Data about app and page elements
Start of Block

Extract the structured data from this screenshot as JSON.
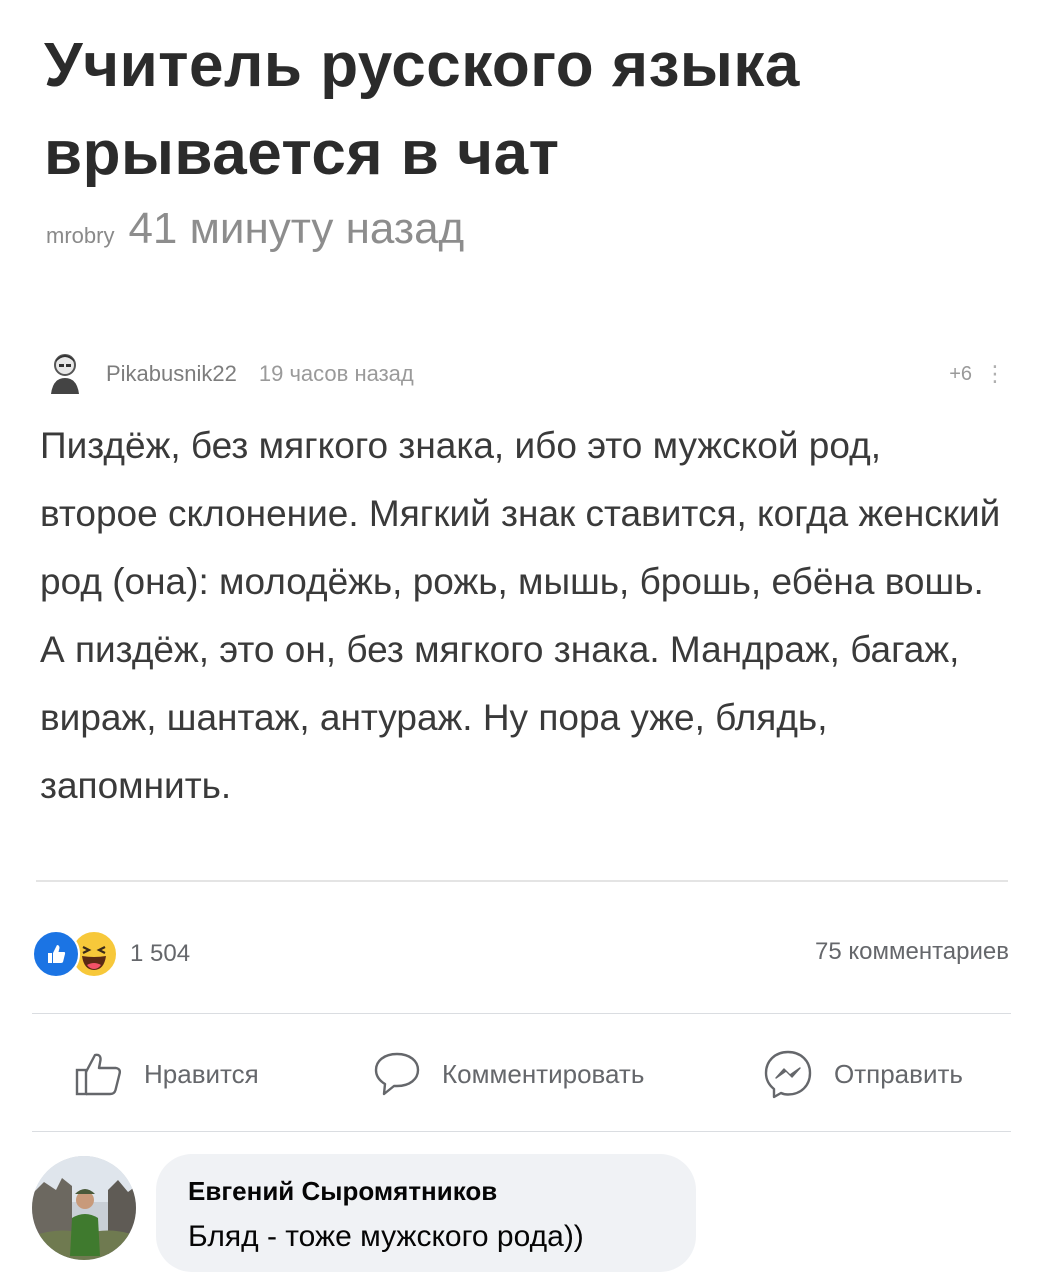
{
  "post": {
    "title": "Учитель русского языка врывается в чат",
    "author": "mrobry",
    "time": "41 минуту назад"
  },
  "comment": {
    "username": "Pikabusnik22",
    "time": "19 часов назад",
    "rating": "+6",
    "menu": "⋮",
    "text": "Пиздёж, без мягкого знака, ибо это мужской род, второе склонение. Мягкий знак ставится, когда женский род (она): молодёжь, рожь, мышь, брошь, ебёна вошь. А пиздёж, это он, без мягкого знака. Мандраж, багаж, вираж, шантаж, антураж. Ну пора уже, блядь, запомнить."
  },
  "reactions": {
    "count": "1 504",
    "icons": [
      "like-icon",
      "haha-icon"
    ],
    "like_color": "#1b74e4",
    "haha_color": "#f7c83a"
  },
  "comments_count": "75 комментариев",
  "actions": {
    "like_label": "Нравится",
    "comment_label": "Комментировать",
    "send_label": "Отправить"
  },
  "reply": {
    "name": "Евгений Сыромятников",
    "text": "Бляд - тоже мужского рода))"
  }
}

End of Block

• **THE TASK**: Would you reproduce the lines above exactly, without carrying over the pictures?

• **EXERCISE RESULT**:
Extract the structured data from this screenshot as JSON.
{
  "post": {
    "title": "Учитель русского языка врывается в чат",
    "author": "mrobry",
    "time": "41 минуту назад"
  },
  "comment": {
    "username": "Pikabusnik22",
    "time": "19 часов назад",
    "rating": "+6",
    "menu": "⋮",
    "text": "Пиздёж, без мягкого знака, ибо это мужской род, второе склонение. Мягкий знак ставится, когда женский род (она): молодёжь, рожь, мышь, брошь, ебёна вошь. А пиздёж, это он, без мягкого знака. Мандраж, багаж, вираж, шантаж, антураж. Ну пора уже, блядь, запомнить."
  },
  "reactions": {
    "count": "1 504",
    "icons": [
      "like-icon",
      "haha-icon"
    ],
    "like_color": "#1b74e4",
    "haha_color": "#f7c83a"
  },
  "comments_count": "75 комментариев",
  "actions": {
    "like_label": "Нравится",
    "comment_label": "Комментировать",
    "send_label": "Отправить"
  },
  "reply": {
    "name": "Евгений Сыромятников",
    "text": "Бляд - тоже мужского рода))"
  }
}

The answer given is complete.